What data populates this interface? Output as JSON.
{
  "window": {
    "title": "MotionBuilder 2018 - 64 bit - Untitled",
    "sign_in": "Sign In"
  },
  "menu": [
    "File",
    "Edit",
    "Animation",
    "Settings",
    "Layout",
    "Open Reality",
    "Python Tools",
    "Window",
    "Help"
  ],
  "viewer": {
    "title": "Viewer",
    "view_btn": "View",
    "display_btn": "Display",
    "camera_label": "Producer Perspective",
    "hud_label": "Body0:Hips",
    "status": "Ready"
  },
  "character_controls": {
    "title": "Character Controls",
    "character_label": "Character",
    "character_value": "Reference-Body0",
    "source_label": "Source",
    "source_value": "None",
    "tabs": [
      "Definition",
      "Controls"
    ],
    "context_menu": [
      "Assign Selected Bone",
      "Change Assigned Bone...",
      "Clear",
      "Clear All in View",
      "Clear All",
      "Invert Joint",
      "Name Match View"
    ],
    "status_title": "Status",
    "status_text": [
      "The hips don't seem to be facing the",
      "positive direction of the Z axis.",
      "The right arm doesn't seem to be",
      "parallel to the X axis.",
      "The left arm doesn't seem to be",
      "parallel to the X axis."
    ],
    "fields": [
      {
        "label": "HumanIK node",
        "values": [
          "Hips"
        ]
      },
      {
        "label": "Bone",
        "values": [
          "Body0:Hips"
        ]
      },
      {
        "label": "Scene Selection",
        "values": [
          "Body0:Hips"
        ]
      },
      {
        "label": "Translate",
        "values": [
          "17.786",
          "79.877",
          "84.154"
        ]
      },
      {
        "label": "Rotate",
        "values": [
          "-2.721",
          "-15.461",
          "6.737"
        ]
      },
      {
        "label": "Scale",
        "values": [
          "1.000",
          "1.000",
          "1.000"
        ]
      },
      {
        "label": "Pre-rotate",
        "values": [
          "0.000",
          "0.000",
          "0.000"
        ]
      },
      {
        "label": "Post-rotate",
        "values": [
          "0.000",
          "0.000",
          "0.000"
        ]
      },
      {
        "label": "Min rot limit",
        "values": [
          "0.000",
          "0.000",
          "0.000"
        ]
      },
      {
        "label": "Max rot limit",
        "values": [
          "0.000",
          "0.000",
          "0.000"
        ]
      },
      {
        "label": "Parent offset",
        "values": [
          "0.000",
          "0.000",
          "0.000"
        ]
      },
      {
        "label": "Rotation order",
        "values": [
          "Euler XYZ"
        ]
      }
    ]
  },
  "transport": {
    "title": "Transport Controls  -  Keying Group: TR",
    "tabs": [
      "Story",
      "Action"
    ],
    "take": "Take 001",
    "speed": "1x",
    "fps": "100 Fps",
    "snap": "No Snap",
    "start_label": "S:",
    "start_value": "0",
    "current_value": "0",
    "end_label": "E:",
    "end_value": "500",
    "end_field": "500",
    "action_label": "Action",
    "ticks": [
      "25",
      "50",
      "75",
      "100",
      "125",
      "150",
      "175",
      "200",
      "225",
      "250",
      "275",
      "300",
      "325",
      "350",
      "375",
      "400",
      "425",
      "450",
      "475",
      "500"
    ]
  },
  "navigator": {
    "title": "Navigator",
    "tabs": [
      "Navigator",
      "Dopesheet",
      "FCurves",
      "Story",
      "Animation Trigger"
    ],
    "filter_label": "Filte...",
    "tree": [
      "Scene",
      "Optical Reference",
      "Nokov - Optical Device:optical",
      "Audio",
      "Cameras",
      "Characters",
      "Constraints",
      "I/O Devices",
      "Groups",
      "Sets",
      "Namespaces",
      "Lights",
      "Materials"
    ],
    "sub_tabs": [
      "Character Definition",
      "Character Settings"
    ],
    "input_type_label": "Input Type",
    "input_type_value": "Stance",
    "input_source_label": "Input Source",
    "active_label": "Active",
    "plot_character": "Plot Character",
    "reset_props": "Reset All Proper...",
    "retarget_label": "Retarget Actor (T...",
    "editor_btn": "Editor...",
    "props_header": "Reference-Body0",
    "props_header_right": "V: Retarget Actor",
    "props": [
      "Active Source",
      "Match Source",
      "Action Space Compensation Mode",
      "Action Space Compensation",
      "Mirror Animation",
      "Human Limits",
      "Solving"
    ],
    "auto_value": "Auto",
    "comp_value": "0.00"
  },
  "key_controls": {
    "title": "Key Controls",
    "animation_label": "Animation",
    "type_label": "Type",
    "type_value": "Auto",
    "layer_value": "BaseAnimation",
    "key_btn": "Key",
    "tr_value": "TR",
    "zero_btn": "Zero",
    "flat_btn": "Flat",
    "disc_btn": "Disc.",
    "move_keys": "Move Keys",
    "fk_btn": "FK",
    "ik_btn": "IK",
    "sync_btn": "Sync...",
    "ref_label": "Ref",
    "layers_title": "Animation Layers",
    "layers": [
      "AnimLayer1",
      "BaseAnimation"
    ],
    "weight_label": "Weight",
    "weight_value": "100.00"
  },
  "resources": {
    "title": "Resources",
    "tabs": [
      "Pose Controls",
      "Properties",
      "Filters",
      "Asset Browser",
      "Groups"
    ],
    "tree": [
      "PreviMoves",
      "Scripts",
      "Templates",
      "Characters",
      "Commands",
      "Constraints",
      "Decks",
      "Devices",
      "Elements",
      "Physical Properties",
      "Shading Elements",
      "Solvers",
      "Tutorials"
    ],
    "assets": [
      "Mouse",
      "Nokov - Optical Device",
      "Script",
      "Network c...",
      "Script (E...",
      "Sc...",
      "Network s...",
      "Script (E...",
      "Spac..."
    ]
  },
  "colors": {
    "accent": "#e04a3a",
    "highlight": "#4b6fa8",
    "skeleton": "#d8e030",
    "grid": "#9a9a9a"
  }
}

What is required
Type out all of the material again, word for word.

Reply
What data populates this interface? Output as JSON.
{
  "window": {
    "title": "MotionBuilder 2018 - 64 bit - Untitled",
    "sign_in": "Sign In"
  },
  "menu": [
    "File",
    "Edit",
    "Animation",
    "Settings",
    "Layout",
    "Open Reality",
    "Python Tools",
    "Window",
    "Help"
  ],
  "viewer": {
    "title": "Viewer",
    "view_btn": "View",
    "display_btn": "Display",
    "camera_label": "Producer Perspective",
    "hud_label": "Body0:Hips",
    "status": "Ready"
  },
  "character_controls": {
    "title": "Character Controls",
    "character_label": "Character",
    "character_value": "Reference-Body0",
    "source_label": "Source",
    "source_value": "None",
    "tabs": [
      "Definition",
      "Controls"
    ],
    "context_menu": [
      "Assign Selected Bone",
      "Change Assigned Bone...",
      "Clear",
      "Clear All in View",
      "Clear All",
      "Invert Joint",
      "Name Match View"
    ],
    "status_title": "Status",
    "status_text": [
      "The hips don't seem to be facing the",
      "positive direction of the Z axis.",
      "The right arm doesn't seem to be",
      "parallel to the X axis.",
      "The left arm doesn't seem to be",
      "parallel to the X axis."
    ],
    "fields": [
      {
        "label": "HumanIK node",
        "values": [
          "Hips"
        ]
      },
      {
        "label": "Bone",
        "values": [
          "Body0:Hips"
        ]
      },
      {
        "label": "Scene Selection",
        "values": [
          "Body0:Hips"
        ]
      },
      {
        "label": "Translate",
        "values": [
          "17.786",
          "79.877",
          "84.154"
        ]
      },
      {
        "label": "Rotate",
        "values": [
          "-2.721",
          "-15.461",
          "6.737"
        ]
      },
      {
        "label": "Scale",
        "values": [
          "1.000",
          "1.000",
          "1.000"
        ]
      },
      {
        "label": "Pre-rotate",
        "values": [
          "0.000",
          "0.000",
          "0.000"
        ]
      },
      {
        "label": "Post-rotate",
        "values": [
          "0.000",
          "0.000",
          "0.000"
        ]
      },
      {
        "label": "Min rot limit",
        "values": [
          "0.000",
          "0.000",
          "0.000"
        ]
      },
      {
        "label": "Max rot limit",
        "values": [
          "0.000",
          "0.000",
          "0.000"
        ]
      },
      {
        "label": "Parent offset",
        "values": [
          "0.000",
          "0.000",
          "0.000"
        ]
      },
      {
        "label": "Rotation order",
        "values": [
          "Euler XYZ"
        ]
      }
    ]
  },
  "transport": {
    "title": "Transport Controls  -  Keying Group: TR",
    "tabs": [
      "Story",
      "Action"
    ],
    "take": "Take 001",
    "speed": "1x",
    "fps": "100 Fps",
    "snap": "No Snap",
    "start_label": "S:",
    "start_value": "0",
    "current_value": "0",
    "end_label": "E:",
    "end_value": "500",
    "end_field": "500",
    "action_label": "Action",
    "ticks": [
      "25",
      "50",
      "75",
      "100",
      "125",
      "150",
      "175",
      "200",
      "225",
      "250",
      "275",
      "300",
      "325",
      "350",
      "375",
      "400",
      "425",
      "450",
      "475",
      "500"
    ]
  },
  "navigator": {
    "title": "Navigator",
    "tabs": [
      "Navigator",
      "Dopesheet",
      "FCurves",
      "Story",
      "Animation Trigger"
    ],
    "filter_label": "Filte...",
    "tree": [
      "Scene",
      "Optical Reference",
      "Nokov - Optical Device:optical",
      "Audio",
      "Cameras",
      "Characters",
      "Constraints",
      "I/O Devices",
      "Groups",
      "Sets",
      "Namespaces",
      "Lights",
      "Materials"
    ],
    "sub_tabs": [
      "Character Definition",
      "Character Settings"
    ],
    "input_type_label": "Input Type",
    "input_type_value": "Stance",
    "input_source_label": "Input Source",
    "active_label": "Active",
    "plot_character": "Plot Character",
    "reset_props": "Reset All Proper...",
    "retarget_label": "Retarget Actor (T...",
    "editor_btn": "Editor...",
    "props_header": "Reference-Body0",
    "props_header_right": "V: Retarget Actor",
    "props": [
      "Active Source",
      "Match Source",
      "Action Space Compensation Mode",
      "Action Space Compensation",
      "Mirror Animation",
      "Human Limits",
      "Solving"
    ],
    "auto_value": "Auto",
    "comp_value": "0.00"
  },
  "key_controls": {
    "title": "Key Controls",
    "animation_label": "Animation",
    "type_label": "Type",
    "type_value": "Auto",
    "layer_value": "BaseAnimation",
    "key_btn": "Key",
    "tr_value": "TR",
    "zero_btn": "Zero",
    "flat_btn": "Flat",
    "disc_btn": "Disc.",
    "move_keys": "Move Keys",
    "fk_btn": "FK",
    "ik_btn": "IK",
    "sync_btn": "Sync...",
    "ref_label": "Ref",
    "layers_title": "Animation Layers",
    "layers": [
      "AnimLayer1",
      "BaseAnimation"
    ],
    "weight_label": "Weight",
    "weight_value": "100.00"
  },
  "resources": {
    "title": "Resources",
    "tabs": [
      "Pose Controls",
      "Properties",
      "Filters",
      "Asset Browser",
      "Groups"
    ],
    "tree": [
      "PreviMoves",
      "Scripts",
      "Templates",
      "Characters",
      "Commands",
      "Constraints",
      "Decks",
      "Devices",
      "Elements",
      "Physical Properties",
      "Shading Elements",
      "Solvers",
      "Tutorials"
    ],
    "assets": [
      "Mouse",
      "Nokov - Optical Device",
      "Script",
      "Network c...",
      "Script (E...",
      "Sc...",
      "Network s...",
      "Script (E...",
      "Spac..."
    ]
  },
  "colors": {
    "accent": "#e04a3a",
    "highlight": "#4b6fa8",
    "skeleton": "#d8e030",
    "grid": "#9a9a9a"
  }
}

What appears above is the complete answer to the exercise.